We often hear about the value of someone’s property portfolio but how does that translate into how much you earn on a yearly basis?
I mean the larger the asset base that you build, the more wealth you're going to build over time. Right? So let's say that you had a $5 million property portfolio and if you just averaged 6% growth over, you know, a 15 year periods, obviously you'll have periods of about, you'll have periods of down and sideways. But if it can average say 6% growth per year over that 15 years, then that would mean that in year one you would have $300,000 worth of growth. So you can see if you build a $5 million portfolio and growing at say $300,000 or you build say a $1 million portfolio, it's going to be a lot less in terms of capital growth per year. Right? So as you're building your net worth what you're doing is over time is you're building the net worth, but you also then increasing the cashflow over time with the more assets cause you can increase the rents.
So in terms of, let's look at say retirement, you're going to be, whatever your net worth is, is roughly what you could be returning. You know, four to 5% on your net worth is what you'd be returning in terms of cash flow. So what you would be earning in your pocket, I guess at that point is between that four to 5%. So let's say that you had $2 million worth of equity out of the $5 million property portfolio you'd be creating around that sort of hundred thousand dollar income from that portfolio. Now as that net worth increases over time, you'd be able to increase the cash flow over time because you now are getting to a point where your overall leverage is a lot lower and your portfolio is growing exponentially, which in return over those years, the rents will increase as well.
So let's say for example, if we look at this $5 million portfolio on say a 5% return, you'd be looking at $250,000 a year of passive income. Would that be correct to say?
So that would be the capital growth. That would be the equity side of things. So you would be growing your portfolio, your net worth by an average of 250 to say $300,000. And then the cash flow would be determined. So what your actual income, if you were to live off the rents, the income will be determined from the cash flow from the net worth. So let's say that out of the $5 million you owned two mills, you had $2 million worth of equity in that.
Then all of a sudden you should be able to create roughly about a hundred thousand dollars out of that property portfolio in cash flow.
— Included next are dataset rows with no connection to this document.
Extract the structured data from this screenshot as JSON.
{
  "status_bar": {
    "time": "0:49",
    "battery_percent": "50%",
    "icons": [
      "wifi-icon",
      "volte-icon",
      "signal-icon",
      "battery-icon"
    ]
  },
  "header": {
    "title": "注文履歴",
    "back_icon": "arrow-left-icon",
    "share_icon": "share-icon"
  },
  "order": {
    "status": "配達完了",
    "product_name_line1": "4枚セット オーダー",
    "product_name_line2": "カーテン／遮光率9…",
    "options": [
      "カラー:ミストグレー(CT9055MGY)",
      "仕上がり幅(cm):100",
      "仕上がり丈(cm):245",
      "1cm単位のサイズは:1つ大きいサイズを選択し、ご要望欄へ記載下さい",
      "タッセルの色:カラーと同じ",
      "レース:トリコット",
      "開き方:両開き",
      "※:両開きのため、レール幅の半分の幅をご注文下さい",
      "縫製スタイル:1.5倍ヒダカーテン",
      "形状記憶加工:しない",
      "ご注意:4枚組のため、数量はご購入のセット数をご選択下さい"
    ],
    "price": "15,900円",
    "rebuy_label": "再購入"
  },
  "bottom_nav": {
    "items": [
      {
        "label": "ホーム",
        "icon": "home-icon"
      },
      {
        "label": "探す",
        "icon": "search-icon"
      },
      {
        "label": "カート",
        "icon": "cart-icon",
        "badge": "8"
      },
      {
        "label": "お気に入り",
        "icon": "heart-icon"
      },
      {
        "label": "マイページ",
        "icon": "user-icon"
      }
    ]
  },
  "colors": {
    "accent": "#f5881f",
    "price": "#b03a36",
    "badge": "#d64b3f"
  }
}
So that's what you're going to live off. But you're also going to be having $250,000 in equity. So you'll have $250,000 in growth while you have 100,000 in the cashflow.